Project Reference Relationship Related To Start End Student Name
EP/R513295/1 01/10/2018 30/09/2023
2288295 Studentship EP/R513295/1 01/10/2019 31/03/2023 Alexander Gleed
Description We have explored ways in which a user unfamiliar with ultrasound can assess the placenta location. We have developed an ultrasound image analysis algorithm that uses machine learning to identify and label the placenta and maternal bladder in ultrasound video. The ultrasound video is obtained by a user who takes a simple U-shaped video sweep low across the maternal abdomen. The algorithm automatically provides an assistive video overlay which aids a user in assessing the placenta location by highlighting key anatomies and landmarks. This may aid a user in risk stratifying placentae which are low, thus enabling women at risk to seek the appropriate level of care. In the process of building this algorithm, we have explored the 2-D shape of the placenta and its implications with respect to the U-shaped video sweep and the generated assistive video overlay.

We have also investigated novel techniques to effectively combine multiple ultrasound videos. The videos are obtained from simple ultrasound video sweeps on subjects. Anatomical structures are seen across multiple video sweeps and a key challenge is how to combine this information without additional constraints, such as the position of the ultrasound transducer (something out of scope of this project). We have had success with this early work thus far, developing relational models (graphs) with machine learning which learns how to interpret multiple video signals for clinical and computational benefit.

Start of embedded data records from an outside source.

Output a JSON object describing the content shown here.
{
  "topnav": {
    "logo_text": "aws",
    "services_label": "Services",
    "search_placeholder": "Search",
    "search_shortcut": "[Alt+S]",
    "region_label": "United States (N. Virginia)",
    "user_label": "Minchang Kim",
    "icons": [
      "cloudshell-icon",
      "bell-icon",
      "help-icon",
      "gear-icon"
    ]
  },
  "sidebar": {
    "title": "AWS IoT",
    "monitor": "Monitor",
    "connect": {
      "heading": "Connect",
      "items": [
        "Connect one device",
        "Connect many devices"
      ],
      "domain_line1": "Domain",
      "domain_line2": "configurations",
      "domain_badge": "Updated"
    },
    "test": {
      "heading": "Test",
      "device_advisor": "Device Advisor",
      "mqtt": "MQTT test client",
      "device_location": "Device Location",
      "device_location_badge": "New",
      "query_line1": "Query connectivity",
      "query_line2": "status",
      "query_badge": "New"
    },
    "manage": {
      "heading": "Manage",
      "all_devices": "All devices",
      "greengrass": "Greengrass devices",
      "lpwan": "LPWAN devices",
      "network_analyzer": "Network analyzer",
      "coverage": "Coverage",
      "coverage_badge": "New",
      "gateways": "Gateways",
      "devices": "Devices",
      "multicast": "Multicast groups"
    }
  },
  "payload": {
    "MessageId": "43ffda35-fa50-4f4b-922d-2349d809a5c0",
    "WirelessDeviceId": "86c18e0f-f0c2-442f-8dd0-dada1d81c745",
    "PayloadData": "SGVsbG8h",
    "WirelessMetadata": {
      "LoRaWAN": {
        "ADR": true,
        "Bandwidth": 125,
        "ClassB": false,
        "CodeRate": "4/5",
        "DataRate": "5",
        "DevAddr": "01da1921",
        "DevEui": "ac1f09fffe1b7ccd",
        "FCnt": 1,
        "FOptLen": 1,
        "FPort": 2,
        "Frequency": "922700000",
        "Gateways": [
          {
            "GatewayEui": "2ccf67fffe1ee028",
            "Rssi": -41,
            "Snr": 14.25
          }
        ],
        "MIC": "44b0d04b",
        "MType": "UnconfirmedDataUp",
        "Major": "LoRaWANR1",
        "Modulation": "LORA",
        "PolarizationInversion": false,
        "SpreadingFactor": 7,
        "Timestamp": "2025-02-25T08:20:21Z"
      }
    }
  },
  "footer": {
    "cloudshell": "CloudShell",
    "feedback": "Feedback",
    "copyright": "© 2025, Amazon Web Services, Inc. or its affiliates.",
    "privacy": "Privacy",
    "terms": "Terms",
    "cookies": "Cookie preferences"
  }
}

The award objectives were to explore and develop ways in which ultrasound can be simplified and understood, with the aid of clinical ultrasound video sweep protocols and machine learning algorithms. Our work thus far has been successful, based on two research projects described above, and the production of a doctoral thesis which will be complete by the end of this year. This fund has contributed to the doctoral training of future research workforce.
Exploitation Route Our work is of interest to any groups that are interested in simplifying the use of ultrasound. For example, there are several academic research groups worldwide who are investigating simplifying the use of ultrasound, in addition to partnership with industrial groups that provide ultrasound products. There are also a number of industry groups which design and sell products which simplify the use of ultrasound.
Sectors Digital/Communication/Information Technologies (including Software),Healthcare

Description Interdisciplinary collaboration with the Translational Health Science and Technology Institute, India through the CALOPUS project 
Organisation Translational Health Science And Technology Institute
Country India 
Sector Public 
PI Contribution I am a team member in the interdisciplinary CALOPUS project, which is a partnership between the University of Oxford, UK (Professor J. Alison Noble and Professor Aris T. Papageorghiou) and the Translational Health Science and Technology Institute, India (Professor Shinjini Bhatnagar, Dr Ramachandran Thiruvengadam, Dr Bapu Koundinya Desiraju). I have investigated several research topics in this project as a doctoral research student. I have developed an ultrasound image analysis algorithm that provides automatic image guidance to a user to assess the placenta location from a simple U-shaped ultrasound video sweep. I have also explored ways in which multiple ultrasound video sweeps can be combined to achieve computational understanding in ultrasound video. I have also participated in a series of international workshops organised by our collaboration around the themes of AI and maternal-child health.
Collaborator Contribution The Translational Health Science and Technology Institute partners have provided cross-mentoring on healthcare issues related to AI and maternal-child health. They have facilitated UK team members' participation in a series of international workshops. They have externally validated several ultrasound image analysis algorithms developed in the UK, using the data science expertise at THSTI.
Impact Several publications have been output as a result of this collaboration.
Start Year 2019